Grid and Nongrid Cells in Medial Entorhinal Cortex Represent Spatial Location and Environmental Features with Complementary Coding Schemes

Neuron. 2017 Apr 5;94(1):83-92.e6. doi: 10.1016/j.neuron.2017.03.004. Epub 2017 Mar 23.


The medial entorhinal cortex (mEC) has been identified as a hub for spatial information processing by the discovery of grid, border, and head-direction cells. Here we find that in addition to these well-characterized classes, nearly all of the remaining two-thirds of mEC cells can be categorized as spatially selective. We refer to these cells as nongrid spatial cells and confirmed that their spatial firing patterns were unrelated to running speed and highly reproducible within the same environment. However, in response to manipulations of environmental features, such as box shape or box color, nongrid spatial cells completely reorganized their spatial firing patterns. At the same time, grid cells retained their spatial alignment and predominantly responded with redistributed firing rates across their grid fields. Thus, mEC contains a joint representation of both spatial and environmental feature content, with specialized cell types showing different types of integrated coding of multimodal information.

Keywords: border cells; entorhinal cortex; grid cells; hippocampus; memory; nongrid cells; place cell; remapping; spatial navigation.

MeSH terms

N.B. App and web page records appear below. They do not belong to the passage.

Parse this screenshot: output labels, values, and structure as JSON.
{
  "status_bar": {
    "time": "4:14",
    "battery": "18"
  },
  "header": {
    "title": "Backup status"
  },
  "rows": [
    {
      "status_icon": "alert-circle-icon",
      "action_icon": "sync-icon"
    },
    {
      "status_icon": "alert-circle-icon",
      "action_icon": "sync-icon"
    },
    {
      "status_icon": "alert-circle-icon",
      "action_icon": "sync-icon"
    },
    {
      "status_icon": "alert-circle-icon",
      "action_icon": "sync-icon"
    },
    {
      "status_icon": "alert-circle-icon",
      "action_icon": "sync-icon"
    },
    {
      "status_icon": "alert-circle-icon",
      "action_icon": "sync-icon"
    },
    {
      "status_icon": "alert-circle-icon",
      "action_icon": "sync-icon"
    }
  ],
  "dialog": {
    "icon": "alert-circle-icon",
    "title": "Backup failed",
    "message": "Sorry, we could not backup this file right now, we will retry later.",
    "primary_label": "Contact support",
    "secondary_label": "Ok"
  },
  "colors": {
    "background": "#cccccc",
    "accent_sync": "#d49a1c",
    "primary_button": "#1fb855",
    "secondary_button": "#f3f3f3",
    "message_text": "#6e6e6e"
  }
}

  • Action Potentials
  • Animals
  • Entorhinal Cortex / cytology
  • Entorhinal Cortex / physiology*
  • Environment
  • Hippocampus / cytology
  • Hippocampus / physiology
  • Neurons / physiology*
  • Rats
  • Rats, Long-Evans
  • Spatial Memory / physiology*
  • Spatial Navigation / physiology*
  • Spatial Processing / physiology*